Requirement | All records are to be reproduced verbatim, with images omitted.

Data for this exercise |

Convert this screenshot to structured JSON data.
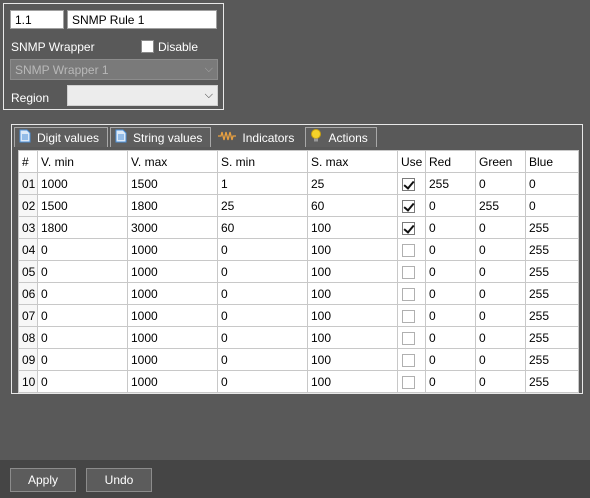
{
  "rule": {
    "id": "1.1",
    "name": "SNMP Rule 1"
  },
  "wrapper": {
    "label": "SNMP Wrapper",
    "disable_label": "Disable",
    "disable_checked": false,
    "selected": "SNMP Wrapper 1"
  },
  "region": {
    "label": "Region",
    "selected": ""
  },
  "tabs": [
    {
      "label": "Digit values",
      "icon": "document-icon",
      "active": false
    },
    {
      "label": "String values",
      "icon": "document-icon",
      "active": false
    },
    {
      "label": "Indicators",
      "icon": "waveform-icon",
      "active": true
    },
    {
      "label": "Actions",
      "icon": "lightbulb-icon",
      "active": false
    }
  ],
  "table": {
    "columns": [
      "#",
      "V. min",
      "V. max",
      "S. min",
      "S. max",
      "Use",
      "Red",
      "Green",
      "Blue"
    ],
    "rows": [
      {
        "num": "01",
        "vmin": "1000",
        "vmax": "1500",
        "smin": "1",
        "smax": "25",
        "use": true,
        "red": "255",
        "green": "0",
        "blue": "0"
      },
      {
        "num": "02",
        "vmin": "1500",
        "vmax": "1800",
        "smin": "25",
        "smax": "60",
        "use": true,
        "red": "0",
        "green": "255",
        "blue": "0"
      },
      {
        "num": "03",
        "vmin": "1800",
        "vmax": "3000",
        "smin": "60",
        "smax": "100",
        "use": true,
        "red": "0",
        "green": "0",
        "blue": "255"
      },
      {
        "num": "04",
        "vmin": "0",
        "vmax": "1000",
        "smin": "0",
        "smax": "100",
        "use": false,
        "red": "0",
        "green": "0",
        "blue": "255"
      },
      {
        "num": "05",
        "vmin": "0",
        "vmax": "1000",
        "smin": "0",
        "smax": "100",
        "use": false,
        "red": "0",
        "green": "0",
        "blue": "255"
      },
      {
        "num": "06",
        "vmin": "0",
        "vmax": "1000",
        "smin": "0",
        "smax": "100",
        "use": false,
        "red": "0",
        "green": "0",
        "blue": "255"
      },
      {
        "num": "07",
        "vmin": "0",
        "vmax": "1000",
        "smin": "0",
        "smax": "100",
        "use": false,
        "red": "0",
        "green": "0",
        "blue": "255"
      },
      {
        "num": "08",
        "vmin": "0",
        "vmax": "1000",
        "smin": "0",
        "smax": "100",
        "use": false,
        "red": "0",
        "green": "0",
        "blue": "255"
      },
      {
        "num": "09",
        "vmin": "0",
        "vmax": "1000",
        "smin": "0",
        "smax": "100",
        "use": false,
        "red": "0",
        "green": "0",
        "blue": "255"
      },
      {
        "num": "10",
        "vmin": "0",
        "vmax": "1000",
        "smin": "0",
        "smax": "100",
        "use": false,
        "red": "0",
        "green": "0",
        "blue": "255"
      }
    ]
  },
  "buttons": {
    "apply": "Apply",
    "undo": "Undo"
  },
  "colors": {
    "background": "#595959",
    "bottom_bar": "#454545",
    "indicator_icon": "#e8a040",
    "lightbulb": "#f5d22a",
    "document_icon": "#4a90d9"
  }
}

Answer area |
Convert this screenshot to structured JSON data.
{
  "rule": {
    "id": "1.1",
    "name": "SNMP Rule 1"
  },
  "wrapper": {
    "label": "SNMP Wrapper",
    "disable_label": "Disable",
    "disable_checked": false,
    "selected": "SNMP Wrapper 1"
  },
  "region": {
    "label": "Region",
    "selected": ""
  },
  "tabs": [
    {
      "label": "Digit values",
      "icon": "document-icon",
      "active": false
    },
    {
      "label": "String values",
      "icon": "document-icon",
      "active": false
    },
    {
      "label": "Indicators",
      "icon": "waveform-icon",
      "active": true
    },
    {
      "label": "Actions",
      "icon": "lightbulb-icon",
      "active": false
    }
  ],
  "table": {
    "columns": [
      "#",
      "V. min",
      "V. max",
      "S. min",
      "S. max",
      "Use",
      "Red",
      "Green",
      "Blue"
    ],
    "rows": [
      {
        "num": "01",
        "vmin": "1000",
        "vmax": "1500",
        "smin": "1",
        "smax": "25",
        "use": true,
        "red": "255",
        "green": "0",
        "blue": "0"
      },
      {
        "num": "02",
        "vmin": "1500",
        "vmax": "1800",
        "smin": "25",
        "smax": "60",
        "use": true,
        "red": "0",
        "green": "255",
        "blue": "0"
      },
      {
        "num": "03",
        "vmin": "1800",
        "vmax": "3000",
        "smin": "60",
        "smax": "100",
        "use": true,
        "red": "0",
        "green": "0",
        "blue": "255"
      },
      {
        "num": "04",
        "vmin": "0",
        "vmax": "1000",
        "smin": "0",
        "smax": "100",
        "use": false,
        "red": "0",
        "green": "0",
        "blue": "255"
      },
      {
        "num": "05",
        "vmin": "0",
        "vmax": "1000",
        "smin": "0",
        "smax": "100",
        "use": false,
        "red": "0",
        "green": "0",
        "blue": "255"
      },
      {
        "num": "06",
        "vmin": "0",
        "vmax": "1000",
        "smin": "0",
        "smax": "100",
        "use": false,
        "red": "0",
        "green": "0",
        "blue": "255"
      },
      {
        "num": "07",
        "vmin": "0",
        "vmax": "1000",
        "smin": "0",
        "smax": "100",
        "use": false,
        "red": "0",
        "green": "0",
        "blue": "255"
      },
      {
        "num": "08",
        "vmin": "0",
        "vmax": "1000",
        "smin": "0",
        "smax": "100",
        "use": false,
        "red": "0",
        "green": "0",
        "blue": "255"
      },
      {
        "num": "09",
        "vmin": "0",
        "vmax": "1000",
        "smin": "0",
        "smax": "100",
        "use": false,
        "red": "0",
        "green": "0",
        "blue": "255"
      },
      {
        "num": "10",
        "vmin": "0",
        "vmax": "1000",
        "smin": "0",
        "smax": "100",
        "use": false,
        "red": "0",
        "green": "0",
        "blue": "255"
      }
    ]
  },
  "buttons": {
    "apply": "Apply",
    "undo": "Undo"
  },
  "colors": {
    "background": "#595959",
    "bottom_bar": "#454545",
    "indicator_icon": "#e8a040",
    "lightbulb": "#f5d22a",
    "document_icon": "#4a90d9"
  }
}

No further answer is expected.